BEGIN Information supplied
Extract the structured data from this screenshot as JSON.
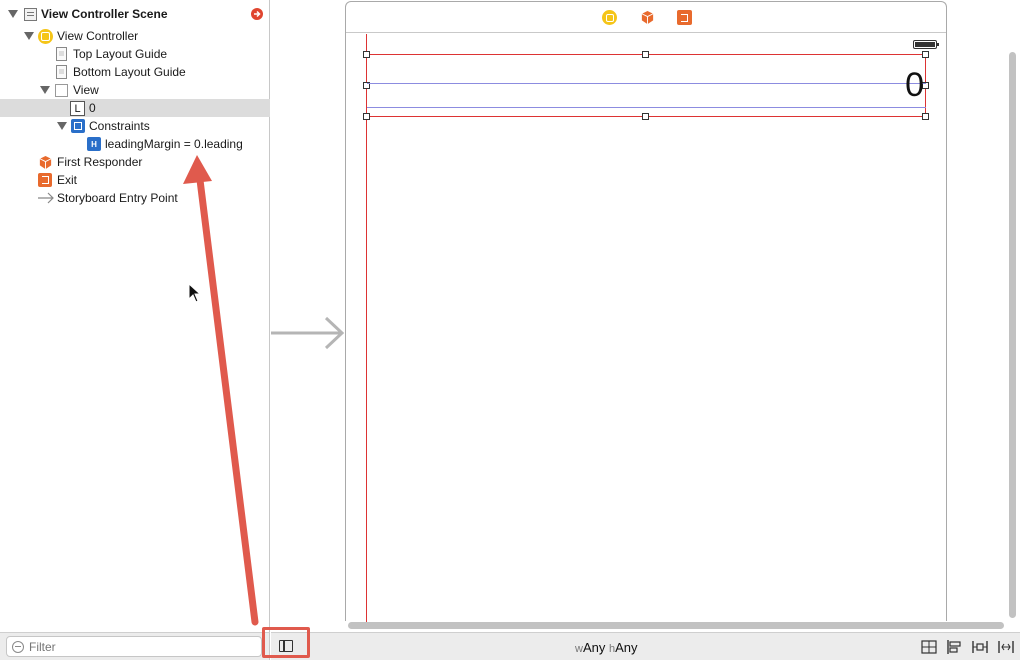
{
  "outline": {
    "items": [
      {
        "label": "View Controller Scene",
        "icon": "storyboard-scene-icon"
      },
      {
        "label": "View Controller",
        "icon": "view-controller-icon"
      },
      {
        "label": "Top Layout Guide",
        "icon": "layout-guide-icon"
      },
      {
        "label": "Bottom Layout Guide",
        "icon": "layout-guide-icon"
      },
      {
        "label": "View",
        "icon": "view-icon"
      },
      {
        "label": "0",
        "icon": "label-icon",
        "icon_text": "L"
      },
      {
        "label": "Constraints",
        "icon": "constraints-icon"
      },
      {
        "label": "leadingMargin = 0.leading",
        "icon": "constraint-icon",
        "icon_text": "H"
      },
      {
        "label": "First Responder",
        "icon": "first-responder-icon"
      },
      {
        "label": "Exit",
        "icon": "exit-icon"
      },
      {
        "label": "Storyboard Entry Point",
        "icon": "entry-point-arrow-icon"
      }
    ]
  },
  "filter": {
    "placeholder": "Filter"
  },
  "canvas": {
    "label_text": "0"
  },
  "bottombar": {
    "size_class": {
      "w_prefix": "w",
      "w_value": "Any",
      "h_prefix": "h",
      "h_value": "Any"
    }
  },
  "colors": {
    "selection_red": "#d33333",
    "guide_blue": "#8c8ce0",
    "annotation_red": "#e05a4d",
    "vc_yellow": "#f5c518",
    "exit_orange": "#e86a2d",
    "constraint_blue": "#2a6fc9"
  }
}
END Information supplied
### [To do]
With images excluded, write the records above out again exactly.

### [Response to this exercise]
Extract the structured data from this screenshot as JSON.
{
  "outline": {
    "items": [
      {
        "label": "View Controller Scene",
        "icon": "storyboard-scene-icon"
      },
      {
        "label": "View Controller",
        "icon": "view-controller-icon"
      },
      {
        "label": "Top Layout Guide",
        "icon": "layout-guide-icon"
      },
      {
        "label": "Bottom Layout Guide",
        "icon": "layout-guide-icon"
      },
      {
        "label": "View",
        "icon": "view-icon"
      },
      {
        "label": "0",
        "icon": "label-icon",
        "icon_text": "L"
      },
      {
        "label": "Constraints",
        "icon": "constraints-icon"
      },
      {
        "label": "leadingMargin = 0.leading",
        "icon": "constraint-icon",
        "icon_text": "H"
      },
      {
        "label": "First Responder",
        "icon": "first-responder-icon"
      },
      {
        "label": "Exit",
        "icon": "exit-icon"
      },
      {
        "label": "Storyboard Entry Point",
        "icon": "entry-point-arrow-icon"
      }
    ]
  },
  "filter": {
    "placeholder": "Filter"
  },
  "canvas": {
    "label_text": "0"
  },
  "bottombar": {
    "size_class": {
      "w_prefix": "w",
      "w_value": "Any",
      "h_prefix": "h",
      "h_value": "Any"
    }
  },
  "colors": {
    "selection_red": "#d33333",
    "guide_blue": "#8c8ce0",
    "annotation_red": "#e05a4d",
    "vc_yellow": "#f5c518",
    "exit_orange": "#e86a2d",
    "constraint_blue": "#2a6fc9"
  }
}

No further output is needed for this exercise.